If you ride a subway or train system in which you swipe a flimsy card through a reader, you are familiar with the experience of being left with 20 cents on a card. Sure, you could feed that card back into a machine and wring every last nickel from the card, but we know a lot of people don't. Instead, those cents get tossed into trashcans or left in wallets, hiding behind business cards from people whose startups have long been purchased by mid-ranking enterprise software companies. (Wait, maybe I'm talking about myself here.)

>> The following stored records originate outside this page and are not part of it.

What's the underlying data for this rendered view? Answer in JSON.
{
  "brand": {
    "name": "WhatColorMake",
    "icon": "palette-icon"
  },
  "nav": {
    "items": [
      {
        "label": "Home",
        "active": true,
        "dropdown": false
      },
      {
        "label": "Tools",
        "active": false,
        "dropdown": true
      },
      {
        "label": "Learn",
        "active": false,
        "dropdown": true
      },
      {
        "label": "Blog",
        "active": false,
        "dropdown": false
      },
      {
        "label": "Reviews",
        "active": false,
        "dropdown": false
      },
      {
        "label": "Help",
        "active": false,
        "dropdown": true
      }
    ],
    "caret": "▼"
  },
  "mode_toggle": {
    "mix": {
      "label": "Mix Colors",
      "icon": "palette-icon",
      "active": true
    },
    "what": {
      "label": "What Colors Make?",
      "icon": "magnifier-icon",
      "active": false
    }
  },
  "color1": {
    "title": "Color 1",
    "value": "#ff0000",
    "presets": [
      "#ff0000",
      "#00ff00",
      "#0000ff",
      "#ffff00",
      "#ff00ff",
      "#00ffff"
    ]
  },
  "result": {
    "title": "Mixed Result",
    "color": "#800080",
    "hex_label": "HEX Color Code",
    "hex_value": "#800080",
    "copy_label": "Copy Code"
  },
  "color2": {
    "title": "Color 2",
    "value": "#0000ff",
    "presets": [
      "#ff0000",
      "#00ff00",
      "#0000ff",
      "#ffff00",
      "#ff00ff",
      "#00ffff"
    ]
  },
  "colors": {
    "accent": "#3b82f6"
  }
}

In any case, there is money on stored value cards and it's sitting out there and three enterprising graduate students at NYU's Interactive Communications Program want to put it to good use. They've hacked together a prototype for a system they call MetroChange. The current incarnation is a simple kiosk that allows you to donate the leftover value on your card and then recycle it. Designer Brad Dechter called it "a charity donation platform for using New York City subway cards," which is apt.
Here's a demonstration of how the system might work:
If you're interested in how they hacked together MetroChange, check out their blog, which lays out the various steps in glorious detail.
Via Ari Greenberg, who spotted it at ITP's Winter Show.